Unlike many other industries, the automotive industry requires in-depth knowledge about the manufacturer of all seals in their vehicles. More specifically they are required to know the exact specification that each component is expected to meet. Their suppliers are expected to have certain processes in place that enable them to provide lot traceability for virtually all products they provide that enter each vehicle – something that is not required by either the food & beverage or pharmaceutical industries!
It is not just the automotive industry that does this – though their recalls often get quite a bit of press. Other industries such as the Aerospace, Heavy Duty, and Oil & Gas industries all have various levels of traceability required by their suppliers – even seal suppliers. Providing an EPDM seal isn’t enough, not all EPDM’s are equal. Does your company have such requirements?
Why is material traceability important?

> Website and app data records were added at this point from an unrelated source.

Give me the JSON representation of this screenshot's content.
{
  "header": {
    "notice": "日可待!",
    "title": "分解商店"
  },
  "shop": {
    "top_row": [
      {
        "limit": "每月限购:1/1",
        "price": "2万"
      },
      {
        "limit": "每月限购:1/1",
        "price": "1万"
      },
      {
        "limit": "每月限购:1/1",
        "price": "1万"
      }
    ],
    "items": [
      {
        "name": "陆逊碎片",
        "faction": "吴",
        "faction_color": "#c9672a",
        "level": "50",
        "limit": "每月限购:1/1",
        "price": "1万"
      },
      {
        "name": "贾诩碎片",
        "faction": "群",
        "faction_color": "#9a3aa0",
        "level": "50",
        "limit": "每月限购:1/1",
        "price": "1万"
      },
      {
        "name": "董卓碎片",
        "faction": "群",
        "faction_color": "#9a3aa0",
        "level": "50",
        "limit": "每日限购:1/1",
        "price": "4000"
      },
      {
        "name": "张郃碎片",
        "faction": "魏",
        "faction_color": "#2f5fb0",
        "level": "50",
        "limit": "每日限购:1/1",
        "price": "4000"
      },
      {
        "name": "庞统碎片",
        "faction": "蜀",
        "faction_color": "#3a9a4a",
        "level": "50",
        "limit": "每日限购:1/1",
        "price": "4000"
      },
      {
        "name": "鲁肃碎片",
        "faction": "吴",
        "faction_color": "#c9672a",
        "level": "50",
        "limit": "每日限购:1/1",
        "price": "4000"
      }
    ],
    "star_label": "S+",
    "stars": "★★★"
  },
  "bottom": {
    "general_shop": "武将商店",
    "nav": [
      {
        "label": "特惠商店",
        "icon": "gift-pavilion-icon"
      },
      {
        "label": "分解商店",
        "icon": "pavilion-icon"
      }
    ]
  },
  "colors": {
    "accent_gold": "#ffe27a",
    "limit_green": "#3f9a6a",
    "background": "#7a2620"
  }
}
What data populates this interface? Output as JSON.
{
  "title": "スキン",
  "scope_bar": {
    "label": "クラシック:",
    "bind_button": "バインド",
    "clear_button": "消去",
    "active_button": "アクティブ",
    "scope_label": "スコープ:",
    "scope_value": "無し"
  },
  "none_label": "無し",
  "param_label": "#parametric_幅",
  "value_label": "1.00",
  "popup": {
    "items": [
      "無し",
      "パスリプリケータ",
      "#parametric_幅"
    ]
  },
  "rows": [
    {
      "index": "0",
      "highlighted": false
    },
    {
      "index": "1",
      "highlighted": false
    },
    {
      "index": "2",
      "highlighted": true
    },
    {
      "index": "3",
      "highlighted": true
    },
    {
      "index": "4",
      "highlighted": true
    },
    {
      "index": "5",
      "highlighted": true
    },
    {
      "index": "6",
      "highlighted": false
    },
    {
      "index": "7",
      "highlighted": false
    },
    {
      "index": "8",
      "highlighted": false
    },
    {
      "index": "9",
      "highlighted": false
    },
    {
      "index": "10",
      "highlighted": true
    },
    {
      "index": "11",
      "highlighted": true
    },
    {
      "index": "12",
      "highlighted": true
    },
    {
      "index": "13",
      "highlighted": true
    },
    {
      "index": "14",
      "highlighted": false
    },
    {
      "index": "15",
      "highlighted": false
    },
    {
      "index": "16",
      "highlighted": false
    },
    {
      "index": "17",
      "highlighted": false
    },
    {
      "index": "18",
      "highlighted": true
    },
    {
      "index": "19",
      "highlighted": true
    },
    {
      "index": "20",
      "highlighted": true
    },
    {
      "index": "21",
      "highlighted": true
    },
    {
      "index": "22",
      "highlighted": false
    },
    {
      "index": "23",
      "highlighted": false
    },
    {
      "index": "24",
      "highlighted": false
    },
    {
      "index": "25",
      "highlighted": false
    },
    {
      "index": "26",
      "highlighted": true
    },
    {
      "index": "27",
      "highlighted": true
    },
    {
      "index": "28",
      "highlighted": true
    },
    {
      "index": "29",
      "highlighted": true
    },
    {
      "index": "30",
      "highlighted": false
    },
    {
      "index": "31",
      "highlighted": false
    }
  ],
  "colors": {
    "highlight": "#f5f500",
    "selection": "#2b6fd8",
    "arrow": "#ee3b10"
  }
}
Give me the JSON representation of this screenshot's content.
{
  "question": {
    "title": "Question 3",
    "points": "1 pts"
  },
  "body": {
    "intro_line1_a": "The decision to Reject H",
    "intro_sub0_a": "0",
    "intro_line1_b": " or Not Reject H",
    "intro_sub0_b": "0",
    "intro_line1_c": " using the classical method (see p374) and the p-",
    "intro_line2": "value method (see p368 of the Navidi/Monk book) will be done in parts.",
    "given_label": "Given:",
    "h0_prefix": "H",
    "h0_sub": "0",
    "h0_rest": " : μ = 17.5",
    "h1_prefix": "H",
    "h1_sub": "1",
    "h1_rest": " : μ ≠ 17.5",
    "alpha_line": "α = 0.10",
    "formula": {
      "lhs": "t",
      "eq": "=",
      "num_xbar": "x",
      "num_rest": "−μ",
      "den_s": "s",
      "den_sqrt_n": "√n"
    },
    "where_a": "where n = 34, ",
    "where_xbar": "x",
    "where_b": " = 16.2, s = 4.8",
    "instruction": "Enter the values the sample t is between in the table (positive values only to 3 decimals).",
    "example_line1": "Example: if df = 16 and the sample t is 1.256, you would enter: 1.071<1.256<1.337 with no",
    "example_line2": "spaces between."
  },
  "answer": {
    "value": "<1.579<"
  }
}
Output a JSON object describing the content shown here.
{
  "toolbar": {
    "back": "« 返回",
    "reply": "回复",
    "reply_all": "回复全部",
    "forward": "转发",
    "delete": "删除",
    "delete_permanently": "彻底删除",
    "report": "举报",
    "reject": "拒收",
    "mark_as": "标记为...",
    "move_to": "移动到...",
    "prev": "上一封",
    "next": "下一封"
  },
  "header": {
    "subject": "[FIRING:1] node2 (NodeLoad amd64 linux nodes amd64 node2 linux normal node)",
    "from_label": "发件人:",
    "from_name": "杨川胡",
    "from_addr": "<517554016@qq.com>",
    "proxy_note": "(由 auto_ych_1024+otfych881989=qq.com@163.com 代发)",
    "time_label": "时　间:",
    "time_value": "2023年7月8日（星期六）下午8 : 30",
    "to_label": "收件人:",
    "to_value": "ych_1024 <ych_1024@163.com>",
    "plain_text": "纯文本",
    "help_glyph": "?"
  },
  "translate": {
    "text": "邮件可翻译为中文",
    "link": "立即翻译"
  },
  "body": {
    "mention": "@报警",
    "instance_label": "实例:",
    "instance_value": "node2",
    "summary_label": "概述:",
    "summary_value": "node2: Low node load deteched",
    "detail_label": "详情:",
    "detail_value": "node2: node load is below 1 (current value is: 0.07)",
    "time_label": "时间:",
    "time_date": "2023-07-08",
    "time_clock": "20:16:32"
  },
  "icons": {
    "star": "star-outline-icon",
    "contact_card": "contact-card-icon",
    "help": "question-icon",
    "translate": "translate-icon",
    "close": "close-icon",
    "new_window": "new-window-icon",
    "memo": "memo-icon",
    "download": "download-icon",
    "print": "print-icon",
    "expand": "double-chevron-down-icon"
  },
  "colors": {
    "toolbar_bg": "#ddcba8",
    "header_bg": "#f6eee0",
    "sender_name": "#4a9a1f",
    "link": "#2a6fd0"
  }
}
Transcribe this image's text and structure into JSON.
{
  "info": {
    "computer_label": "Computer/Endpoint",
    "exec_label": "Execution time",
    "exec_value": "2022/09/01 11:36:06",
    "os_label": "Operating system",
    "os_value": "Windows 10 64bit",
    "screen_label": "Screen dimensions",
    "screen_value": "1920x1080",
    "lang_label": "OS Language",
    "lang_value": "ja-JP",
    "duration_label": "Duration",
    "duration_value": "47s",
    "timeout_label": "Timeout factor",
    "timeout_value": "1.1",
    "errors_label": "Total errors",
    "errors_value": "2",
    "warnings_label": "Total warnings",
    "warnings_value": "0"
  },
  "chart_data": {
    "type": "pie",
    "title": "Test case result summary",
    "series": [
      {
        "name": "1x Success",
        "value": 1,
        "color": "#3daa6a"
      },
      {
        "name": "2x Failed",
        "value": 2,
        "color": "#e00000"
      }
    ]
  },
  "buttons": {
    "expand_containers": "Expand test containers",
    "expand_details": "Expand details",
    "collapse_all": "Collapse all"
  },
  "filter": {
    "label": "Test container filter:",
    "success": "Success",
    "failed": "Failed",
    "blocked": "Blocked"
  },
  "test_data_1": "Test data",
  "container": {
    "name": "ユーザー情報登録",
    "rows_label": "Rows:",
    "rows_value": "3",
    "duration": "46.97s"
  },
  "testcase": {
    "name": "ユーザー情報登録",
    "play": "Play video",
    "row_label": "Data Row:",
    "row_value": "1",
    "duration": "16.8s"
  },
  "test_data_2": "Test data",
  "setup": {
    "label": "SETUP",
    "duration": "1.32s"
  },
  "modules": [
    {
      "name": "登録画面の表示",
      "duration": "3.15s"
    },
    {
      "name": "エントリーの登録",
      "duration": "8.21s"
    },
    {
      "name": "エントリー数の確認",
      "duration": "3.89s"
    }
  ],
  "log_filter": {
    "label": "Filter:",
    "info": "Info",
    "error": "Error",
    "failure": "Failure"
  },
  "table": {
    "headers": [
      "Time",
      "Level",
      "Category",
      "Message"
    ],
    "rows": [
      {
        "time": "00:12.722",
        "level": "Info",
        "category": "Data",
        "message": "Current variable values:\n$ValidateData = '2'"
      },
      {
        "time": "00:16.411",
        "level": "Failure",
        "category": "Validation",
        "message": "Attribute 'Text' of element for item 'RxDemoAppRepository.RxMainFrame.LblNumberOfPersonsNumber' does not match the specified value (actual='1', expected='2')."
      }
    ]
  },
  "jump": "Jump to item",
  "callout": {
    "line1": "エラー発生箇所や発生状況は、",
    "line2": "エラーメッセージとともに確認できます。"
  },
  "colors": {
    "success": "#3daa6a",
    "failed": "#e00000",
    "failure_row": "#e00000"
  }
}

Having an understanding of the material’s origins, time of production, and its properties provide the end user some level of reduced variation in their processes. Throughout food, beverage, dairy, and pharmaceutical manufacturing, EPDM materials are used to seal various joints – including hygienic unions. However, EPDM is used in many applications, including gaskets for car radiators, solar panels, pond liners, industrial respirators, roofing membranes, and even tie-down straps purchased in your local hardware store. The desired properties of the EPDM material in these applications can vary significantly, causing the formulations to be very different; but all are EPDM. Even if you are assured that the EPDM you are using is appropriate, how do you know if you are getting the same material consistently? How many raw polymer suppliers does your current seal manufacturer use? More importantly, can your current seal supplier guarantee that you consistently get the same product and performance that equally meets your needs each and every time?
Improved quality - less risk - increased profits
Ensuring consistent performance in your manufacturing processes significantly reduces risk, lowers costs and with that the opportunity of batch failures or inferior end products. The more you know about the components that come in contact with your product, the better chance you have of ensuring your customers are receiving a quality product.
One solution to this dilemma comes from companies like Parker – who mix their own materials in their own controlled mixing facilities – have traceability and lot/batch control all the way to the mixing center as shown in the picture to the left. This ensures that the final properties of the compound will be consistent over time. If an ingredient becomes obsolete, the end user can be notified of the change taking place and validated data to guarantee no change in specification or performance supplied.
Ask yourself – have you ever considered the source of your seals? Does not fully knowing the origins of your seals and their performance characteristics unnecessarily increase the opportunity for batch failures?
For more information regarding Parker’s hygienic sanitary gasket, visit this support link and watch a short video below.
This article contributed by Emanuel Guerreiro, Industrial Market Development Manager, Parker Hannifin Integrated Sealing Systems Division.